“In other words,” the lawsuit reads, PornoTube “deliberately and knowingly built a library of infringing works … enabling them to gain an enormous share of the Internet traffic, increase its businesses and earn vast amounts of revenues in the process.”

Redstone’s words, almost exactly. Vivid’s argument mirror’s Viacom’s $1 billion claim against YouTube, filed last March and just entering the discovery phase in New York. At issue in both cases is whether video-sharing sites are shielded from liability by the Digital Millennium Copyright Act if they take down videos once asked and don’t profit “directly” from the infringements. (Vivid also claims PornoTube violates a strict child-pornography law by not verifying the ages of the participants in videos posted on its site, though recently an appeals court ruled against that law on free speech grounds.)

The copyright infringement issue is unsettled, but the cases are piling up. Vivid joins Titan Media, a gay erotica publisher that sued the Michael Eisner-backed Veoh, as well as Viacom’s case and the plaintiffs in a class action also pending against YouTube in New York.

Hirsch believes PornoTube doesn’t do enough to keep his content off its site, and, like YouTube, it has leveraged the traffic it now delivers into marketing deals with other sex video producers. It has left Hirsch, a leader in an industry that has welcomed new technologies like the VCR and VOD much more than its Hollywood equivalents, with little choice but to sue the pants off the free sites.

“How do we survive?” Hirsch asks. “We don’t produce videos just because it’s fun. As DVD sales decrease, we need to look to other revenue streams.”

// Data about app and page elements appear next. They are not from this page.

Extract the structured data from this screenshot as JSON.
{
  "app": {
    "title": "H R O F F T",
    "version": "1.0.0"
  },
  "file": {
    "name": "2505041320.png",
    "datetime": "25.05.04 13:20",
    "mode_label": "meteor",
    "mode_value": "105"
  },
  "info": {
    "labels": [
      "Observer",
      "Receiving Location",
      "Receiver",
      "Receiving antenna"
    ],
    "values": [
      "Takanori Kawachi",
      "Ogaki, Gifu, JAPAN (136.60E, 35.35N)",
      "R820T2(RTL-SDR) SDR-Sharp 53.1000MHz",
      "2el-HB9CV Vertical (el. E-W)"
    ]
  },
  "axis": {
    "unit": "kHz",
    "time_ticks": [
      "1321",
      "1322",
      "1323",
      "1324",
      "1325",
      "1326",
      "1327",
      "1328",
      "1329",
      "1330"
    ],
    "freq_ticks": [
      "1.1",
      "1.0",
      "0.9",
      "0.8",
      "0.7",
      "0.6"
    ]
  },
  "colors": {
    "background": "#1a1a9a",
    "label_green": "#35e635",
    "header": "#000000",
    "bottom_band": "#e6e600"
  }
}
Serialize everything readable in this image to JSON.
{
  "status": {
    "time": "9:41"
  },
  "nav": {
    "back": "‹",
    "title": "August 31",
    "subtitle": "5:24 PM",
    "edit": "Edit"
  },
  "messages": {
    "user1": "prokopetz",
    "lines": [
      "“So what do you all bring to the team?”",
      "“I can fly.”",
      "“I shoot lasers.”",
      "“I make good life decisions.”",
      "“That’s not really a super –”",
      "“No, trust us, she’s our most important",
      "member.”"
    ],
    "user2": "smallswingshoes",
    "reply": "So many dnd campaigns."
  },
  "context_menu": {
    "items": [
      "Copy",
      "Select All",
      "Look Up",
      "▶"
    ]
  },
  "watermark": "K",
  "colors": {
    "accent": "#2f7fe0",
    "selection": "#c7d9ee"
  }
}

Domestic DVD spending for mainstream fare was off 3.6% in 2007, but Hirsch told Portfolio magazine recently that Vivid’s DVD sales are down 50% since 2004. VOD is the future, he says, but he can’t compete with free. PornoTube and its brethren YouPorn and XTube continue to draw mass amounts of traffic, and they don’t seem to care about monetizing the eyeballs.

North Carolina-based PornoTube didn’t respond to a request for comment. But Vivid’s critics, much like those criticizing Viacom in the YouTube case, argue that most of the porn on the sharing sites is created and distributed by amateurs. And what copyrighted stuff there is probably serves as valuable promotion for Vivid. Hirsch disputes both those arguments.

“Two or three minutes — that’s all you need,” Hirsch says. “After watching two or three minutes of hard-core sex, you’re not going to go and buy the full movie. And if you look on these sites, an overwhelming amount of content is copyrighted.”

Hirsch likens the porn industry’s perilous situation to the music business’ similar reliance on consumers paying for collections of product (albums) that can be enjoyed in bits and pieces — and often for free on the Internet. Total album sales slid 15% in 2007, the third consecutive year of decline.

Hirsch says he and his legal team are gearing up for a long fight. They could probably call Viacom’s lawyers for some tips.

Reuters/Hollywood Reporter